(Requirement):
In the records below, some lines contain the word "true". Copy each of them.

(Input for this task begins)

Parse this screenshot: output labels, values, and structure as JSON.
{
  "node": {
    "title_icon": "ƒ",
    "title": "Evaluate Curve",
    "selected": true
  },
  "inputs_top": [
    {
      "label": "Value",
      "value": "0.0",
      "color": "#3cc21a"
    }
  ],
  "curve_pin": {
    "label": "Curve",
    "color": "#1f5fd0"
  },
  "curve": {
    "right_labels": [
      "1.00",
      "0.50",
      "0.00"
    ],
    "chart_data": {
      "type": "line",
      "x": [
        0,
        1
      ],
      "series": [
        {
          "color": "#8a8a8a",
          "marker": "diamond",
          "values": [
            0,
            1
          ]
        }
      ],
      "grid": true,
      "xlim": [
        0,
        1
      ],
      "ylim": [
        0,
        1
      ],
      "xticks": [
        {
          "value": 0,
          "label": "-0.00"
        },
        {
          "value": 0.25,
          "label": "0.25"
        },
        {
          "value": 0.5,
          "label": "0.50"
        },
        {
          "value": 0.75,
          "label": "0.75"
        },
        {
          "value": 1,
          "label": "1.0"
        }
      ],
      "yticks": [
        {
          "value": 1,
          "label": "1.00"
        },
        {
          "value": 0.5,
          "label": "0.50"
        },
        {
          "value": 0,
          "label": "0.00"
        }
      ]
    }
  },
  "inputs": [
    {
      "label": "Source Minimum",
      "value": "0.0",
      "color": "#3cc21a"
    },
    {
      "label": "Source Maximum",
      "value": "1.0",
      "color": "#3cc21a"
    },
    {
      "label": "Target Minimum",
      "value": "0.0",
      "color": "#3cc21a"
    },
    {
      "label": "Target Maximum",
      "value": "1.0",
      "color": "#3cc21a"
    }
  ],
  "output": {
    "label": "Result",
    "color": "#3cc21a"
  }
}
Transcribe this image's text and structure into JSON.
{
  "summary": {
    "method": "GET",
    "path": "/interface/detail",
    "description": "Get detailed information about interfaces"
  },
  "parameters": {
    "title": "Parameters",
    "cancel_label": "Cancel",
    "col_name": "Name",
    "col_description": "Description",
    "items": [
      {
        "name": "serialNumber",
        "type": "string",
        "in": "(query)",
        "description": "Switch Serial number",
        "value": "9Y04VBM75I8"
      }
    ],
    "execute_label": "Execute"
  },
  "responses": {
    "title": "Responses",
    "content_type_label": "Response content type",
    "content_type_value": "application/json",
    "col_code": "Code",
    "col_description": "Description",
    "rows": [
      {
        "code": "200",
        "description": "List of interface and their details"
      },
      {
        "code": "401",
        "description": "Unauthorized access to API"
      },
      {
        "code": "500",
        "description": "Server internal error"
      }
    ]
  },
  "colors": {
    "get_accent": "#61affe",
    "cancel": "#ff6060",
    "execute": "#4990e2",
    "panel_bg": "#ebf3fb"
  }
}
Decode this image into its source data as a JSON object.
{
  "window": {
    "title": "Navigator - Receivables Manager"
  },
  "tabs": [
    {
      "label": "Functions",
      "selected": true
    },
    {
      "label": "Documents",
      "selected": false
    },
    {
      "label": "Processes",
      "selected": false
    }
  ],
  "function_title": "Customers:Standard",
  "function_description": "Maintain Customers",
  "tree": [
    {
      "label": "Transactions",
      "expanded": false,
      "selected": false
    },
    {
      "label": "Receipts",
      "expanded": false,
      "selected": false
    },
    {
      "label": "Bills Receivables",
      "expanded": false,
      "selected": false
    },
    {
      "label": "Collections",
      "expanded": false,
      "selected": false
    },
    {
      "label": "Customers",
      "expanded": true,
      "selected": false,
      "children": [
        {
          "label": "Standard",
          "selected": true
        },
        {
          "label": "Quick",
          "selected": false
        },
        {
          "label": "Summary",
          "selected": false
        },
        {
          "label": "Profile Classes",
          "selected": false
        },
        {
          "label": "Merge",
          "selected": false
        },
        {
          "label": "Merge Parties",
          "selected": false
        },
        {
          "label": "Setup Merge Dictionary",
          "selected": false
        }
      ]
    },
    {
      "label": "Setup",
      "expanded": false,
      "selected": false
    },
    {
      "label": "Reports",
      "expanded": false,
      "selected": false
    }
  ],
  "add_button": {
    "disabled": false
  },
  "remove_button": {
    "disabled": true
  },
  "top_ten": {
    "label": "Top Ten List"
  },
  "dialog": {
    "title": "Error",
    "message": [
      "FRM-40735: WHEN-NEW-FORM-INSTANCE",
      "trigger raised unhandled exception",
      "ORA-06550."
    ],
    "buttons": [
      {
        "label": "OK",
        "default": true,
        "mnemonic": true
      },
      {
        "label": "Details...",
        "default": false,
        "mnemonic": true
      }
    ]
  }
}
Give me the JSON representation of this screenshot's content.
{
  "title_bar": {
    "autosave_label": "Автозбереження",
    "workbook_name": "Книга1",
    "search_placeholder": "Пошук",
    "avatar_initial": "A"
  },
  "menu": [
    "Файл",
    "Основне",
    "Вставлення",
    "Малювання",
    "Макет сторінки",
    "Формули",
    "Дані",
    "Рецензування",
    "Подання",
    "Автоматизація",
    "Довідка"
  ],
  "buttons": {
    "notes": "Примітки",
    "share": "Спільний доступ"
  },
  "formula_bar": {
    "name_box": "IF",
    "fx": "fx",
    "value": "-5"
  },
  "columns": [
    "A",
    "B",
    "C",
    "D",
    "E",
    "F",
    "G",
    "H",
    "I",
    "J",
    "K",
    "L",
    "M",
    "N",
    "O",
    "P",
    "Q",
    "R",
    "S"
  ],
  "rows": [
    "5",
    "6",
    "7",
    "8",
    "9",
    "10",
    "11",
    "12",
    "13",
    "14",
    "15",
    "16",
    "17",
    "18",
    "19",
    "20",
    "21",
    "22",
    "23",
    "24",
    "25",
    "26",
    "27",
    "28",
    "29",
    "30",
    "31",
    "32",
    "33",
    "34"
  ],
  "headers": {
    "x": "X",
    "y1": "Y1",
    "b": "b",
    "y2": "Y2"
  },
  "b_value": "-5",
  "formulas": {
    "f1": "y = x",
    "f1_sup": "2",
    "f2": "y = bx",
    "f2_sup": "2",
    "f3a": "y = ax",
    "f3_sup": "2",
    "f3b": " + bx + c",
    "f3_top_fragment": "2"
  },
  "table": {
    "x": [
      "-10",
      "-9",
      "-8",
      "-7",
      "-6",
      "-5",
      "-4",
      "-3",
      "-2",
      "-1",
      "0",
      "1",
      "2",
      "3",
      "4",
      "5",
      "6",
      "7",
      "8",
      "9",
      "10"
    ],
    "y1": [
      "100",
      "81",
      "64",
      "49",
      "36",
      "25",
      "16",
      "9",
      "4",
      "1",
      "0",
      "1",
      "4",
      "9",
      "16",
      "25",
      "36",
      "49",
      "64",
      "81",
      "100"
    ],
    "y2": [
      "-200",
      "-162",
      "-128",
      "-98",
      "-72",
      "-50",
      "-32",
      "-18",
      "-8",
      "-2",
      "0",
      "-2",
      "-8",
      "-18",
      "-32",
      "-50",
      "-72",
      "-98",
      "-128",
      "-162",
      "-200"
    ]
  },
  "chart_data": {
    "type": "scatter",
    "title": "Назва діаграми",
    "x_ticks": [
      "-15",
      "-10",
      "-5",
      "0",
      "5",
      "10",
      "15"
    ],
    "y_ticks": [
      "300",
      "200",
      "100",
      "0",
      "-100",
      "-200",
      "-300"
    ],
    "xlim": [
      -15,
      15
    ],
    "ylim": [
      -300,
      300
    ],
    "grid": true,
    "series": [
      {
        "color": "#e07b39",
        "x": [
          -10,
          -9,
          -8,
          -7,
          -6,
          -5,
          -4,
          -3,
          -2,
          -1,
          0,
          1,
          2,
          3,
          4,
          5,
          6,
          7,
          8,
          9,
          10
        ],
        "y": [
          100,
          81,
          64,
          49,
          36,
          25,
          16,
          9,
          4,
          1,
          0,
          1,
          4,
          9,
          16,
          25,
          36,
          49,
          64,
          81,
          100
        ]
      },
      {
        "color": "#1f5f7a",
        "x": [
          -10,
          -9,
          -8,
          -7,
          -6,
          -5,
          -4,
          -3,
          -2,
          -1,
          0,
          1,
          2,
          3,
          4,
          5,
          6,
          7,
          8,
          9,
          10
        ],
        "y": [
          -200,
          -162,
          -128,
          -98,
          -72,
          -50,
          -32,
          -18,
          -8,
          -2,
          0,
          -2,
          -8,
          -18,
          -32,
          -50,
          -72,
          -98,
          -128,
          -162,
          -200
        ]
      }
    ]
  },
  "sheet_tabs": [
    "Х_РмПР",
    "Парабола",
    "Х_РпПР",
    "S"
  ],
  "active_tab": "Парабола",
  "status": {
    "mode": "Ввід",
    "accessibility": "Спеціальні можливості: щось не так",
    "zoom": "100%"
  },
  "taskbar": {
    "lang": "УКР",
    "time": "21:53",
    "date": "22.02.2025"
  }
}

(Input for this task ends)

(Task output):
    "selected": true
      "grid": true,
      "selected": true
      "expanded": true,
          "selected": true
    "disabled": true
        "default": true,
        "mnemonic": true
        "mnemonic": true
    "grid": true,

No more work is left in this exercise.